The Livingstone Tanzania Trust recognise that the lack of investment from both the community and the Government has resulted in the schools assets falling into decline resulting in schools being poorly maintained and dangerous.
During consultation with the community, LTT lays down the Terms and Conditions of a partnership with us and this includes:- stakeholder participation; community contributions, establishment of a meals programme, reinforcing the roles of the school development committee, establishment of a community and school funded maintenance programme and establsihing school enterprise and income generating schemes
Tanzania, one of the poorest countries in the world, has a population of just over 54 million, half of which is under 16. Despite being politically stable with impressive economic growth and low rates of inflation poverty is widespread with 28% of the population living below the National Poverty Line. The improved economic growth has not impacted in the rural areas. The country has a large youth labour problem with 800,000 young people a year wanting to join the work force, but the private sector is not vibrant enough to accommodate them.

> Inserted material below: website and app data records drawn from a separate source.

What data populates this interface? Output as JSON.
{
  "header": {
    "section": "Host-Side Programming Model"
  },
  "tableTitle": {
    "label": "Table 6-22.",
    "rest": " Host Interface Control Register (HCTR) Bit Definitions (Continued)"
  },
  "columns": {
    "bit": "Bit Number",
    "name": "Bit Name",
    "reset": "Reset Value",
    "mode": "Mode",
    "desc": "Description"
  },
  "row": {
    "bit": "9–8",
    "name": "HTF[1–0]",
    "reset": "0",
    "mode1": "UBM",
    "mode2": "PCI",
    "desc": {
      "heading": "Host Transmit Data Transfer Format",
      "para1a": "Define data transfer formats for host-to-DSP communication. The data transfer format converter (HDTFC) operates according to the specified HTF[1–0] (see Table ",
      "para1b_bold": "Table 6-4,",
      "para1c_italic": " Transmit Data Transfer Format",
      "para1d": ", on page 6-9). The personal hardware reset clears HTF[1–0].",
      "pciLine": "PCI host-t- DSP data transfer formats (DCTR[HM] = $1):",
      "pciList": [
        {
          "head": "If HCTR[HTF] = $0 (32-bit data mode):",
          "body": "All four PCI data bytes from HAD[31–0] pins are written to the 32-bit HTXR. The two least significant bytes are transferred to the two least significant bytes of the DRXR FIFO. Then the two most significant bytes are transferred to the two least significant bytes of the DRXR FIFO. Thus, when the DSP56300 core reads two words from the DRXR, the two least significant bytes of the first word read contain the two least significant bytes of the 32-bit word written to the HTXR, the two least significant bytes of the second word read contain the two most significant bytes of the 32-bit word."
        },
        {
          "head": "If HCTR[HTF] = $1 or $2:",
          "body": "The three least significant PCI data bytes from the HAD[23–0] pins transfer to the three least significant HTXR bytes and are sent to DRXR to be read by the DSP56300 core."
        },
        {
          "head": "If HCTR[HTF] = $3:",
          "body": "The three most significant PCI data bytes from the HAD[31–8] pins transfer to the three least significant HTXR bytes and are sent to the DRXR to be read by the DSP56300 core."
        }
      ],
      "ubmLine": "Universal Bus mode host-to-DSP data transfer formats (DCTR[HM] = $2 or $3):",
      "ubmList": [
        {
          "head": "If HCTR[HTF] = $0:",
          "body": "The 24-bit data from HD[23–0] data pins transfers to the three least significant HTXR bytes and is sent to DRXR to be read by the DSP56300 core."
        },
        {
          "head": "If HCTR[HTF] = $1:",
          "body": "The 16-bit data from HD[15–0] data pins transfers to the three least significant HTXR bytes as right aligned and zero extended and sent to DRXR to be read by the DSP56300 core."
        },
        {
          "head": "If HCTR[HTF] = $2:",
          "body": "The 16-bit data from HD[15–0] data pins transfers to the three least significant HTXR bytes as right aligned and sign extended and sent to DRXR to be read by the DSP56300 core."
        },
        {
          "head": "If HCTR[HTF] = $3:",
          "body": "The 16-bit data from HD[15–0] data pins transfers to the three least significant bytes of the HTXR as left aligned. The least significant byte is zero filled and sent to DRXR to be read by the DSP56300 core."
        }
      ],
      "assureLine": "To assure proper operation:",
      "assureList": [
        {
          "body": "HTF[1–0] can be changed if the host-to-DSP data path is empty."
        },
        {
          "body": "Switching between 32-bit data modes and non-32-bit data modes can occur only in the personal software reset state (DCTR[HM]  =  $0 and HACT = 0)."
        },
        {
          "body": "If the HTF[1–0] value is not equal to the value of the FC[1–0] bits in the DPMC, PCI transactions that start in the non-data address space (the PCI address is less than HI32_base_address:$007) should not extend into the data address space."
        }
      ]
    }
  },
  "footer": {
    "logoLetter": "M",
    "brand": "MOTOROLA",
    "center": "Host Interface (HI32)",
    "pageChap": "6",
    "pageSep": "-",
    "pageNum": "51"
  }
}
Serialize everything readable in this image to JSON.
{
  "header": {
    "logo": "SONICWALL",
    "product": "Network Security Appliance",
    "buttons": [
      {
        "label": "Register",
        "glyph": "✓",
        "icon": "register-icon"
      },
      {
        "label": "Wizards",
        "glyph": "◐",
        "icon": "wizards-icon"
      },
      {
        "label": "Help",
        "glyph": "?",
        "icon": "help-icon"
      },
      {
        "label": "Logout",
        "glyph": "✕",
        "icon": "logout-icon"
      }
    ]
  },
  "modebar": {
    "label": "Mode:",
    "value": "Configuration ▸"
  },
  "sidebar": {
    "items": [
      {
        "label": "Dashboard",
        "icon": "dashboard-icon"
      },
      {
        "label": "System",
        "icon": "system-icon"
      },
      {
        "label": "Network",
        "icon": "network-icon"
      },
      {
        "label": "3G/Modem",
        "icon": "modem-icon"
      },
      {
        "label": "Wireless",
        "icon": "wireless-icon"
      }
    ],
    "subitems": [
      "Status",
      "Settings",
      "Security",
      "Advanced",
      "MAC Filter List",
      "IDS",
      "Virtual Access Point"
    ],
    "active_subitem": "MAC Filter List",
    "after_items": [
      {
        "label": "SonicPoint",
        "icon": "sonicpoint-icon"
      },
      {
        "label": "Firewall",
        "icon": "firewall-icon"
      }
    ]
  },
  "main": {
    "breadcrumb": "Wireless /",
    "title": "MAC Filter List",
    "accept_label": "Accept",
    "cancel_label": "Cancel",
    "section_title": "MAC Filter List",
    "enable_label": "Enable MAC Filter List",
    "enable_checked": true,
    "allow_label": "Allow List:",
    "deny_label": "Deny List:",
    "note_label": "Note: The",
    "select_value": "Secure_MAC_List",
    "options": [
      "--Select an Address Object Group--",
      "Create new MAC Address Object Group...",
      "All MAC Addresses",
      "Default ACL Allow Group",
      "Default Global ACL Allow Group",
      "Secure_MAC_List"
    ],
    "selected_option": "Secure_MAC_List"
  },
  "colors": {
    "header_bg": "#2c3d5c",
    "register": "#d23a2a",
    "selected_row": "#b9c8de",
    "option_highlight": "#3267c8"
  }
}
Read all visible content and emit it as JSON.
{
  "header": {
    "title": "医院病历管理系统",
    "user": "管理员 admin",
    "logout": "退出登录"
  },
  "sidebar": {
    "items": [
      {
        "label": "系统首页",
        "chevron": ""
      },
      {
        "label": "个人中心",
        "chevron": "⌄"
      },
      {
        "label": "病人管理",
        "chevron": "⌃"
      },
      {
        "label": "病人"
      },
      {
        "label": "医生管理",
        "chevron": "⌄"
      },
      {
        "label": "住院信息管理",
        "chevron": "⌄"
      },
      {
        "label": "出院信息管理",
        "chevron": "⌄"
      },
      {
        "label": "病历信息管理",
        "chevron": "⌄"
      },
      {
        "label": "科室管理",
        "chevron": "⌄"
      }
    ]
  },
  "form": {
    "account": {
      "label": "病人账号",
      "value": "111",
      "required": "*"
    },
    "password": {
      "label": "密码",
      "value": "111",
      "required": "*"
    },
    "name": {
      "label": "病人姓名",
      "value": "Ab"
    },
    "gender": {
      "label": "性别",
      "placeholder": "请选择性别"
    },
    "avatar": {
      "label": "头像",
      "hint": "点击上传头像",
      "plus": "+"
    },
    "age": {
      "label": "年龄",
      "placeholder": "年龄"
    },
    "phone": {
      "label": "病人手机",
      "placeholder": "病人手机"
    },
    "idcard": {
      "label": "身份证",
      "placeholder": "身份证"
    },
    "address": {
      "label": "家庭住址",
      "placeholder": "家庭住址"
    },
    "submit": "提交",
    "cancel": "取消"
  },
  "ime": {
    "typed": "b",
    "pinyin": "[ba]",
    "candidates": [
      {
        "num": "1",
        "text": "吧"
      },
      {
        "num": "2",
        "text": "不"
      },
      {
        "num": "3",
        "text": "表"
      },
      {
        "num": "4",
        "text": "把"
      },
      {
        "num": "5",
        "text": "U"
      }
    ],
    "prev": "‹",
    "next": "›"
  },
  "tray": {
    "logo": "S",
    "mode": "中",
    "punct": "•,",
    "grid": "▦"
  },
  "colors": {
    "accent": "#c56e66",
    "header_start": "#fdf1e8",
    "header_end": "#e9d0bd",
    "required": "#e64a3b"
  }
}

A recent report from Human Rights Watch suggests that nationally 40+% of the primary school students (aged 14) do not progress on to lower secondary education and are left to live the life of an unskilled labourer and potentially repeat the lives of their parents – In Babati this equate to approximately 500 students a year. Many have seen their parents struggle on their farms and want a different life and are frustrated at their inability to progress. These young people can easily be disenfranchised from community and can easily be corrupted.
The Livingstone Tanzania Trust’s Enterprise Programme seeks to develop basic transferable business skills through engaging Standard 6 primary school students in the activities of a real small scale enterprise which ought to result in a profit that can be used by the school as a contribution to the school maintenance programme.
The Livingstone Tanzania Trust is also in close discussion with the Town Authorities about improving access and quality of youth vocational training
In 2016 the Managhat Primary school generated an income of Tsh 3,224,400 (about £1300) and had costs of Tsh 726,250 (£290) leading to a Net Profit of Tsh 2,398,150 (£1010). Of this £218 was used on School Maintenance and the remaining balance is to be reinvested in the income generating activities. The running costs includes the school electricity bill and so the provision of water throughout the school.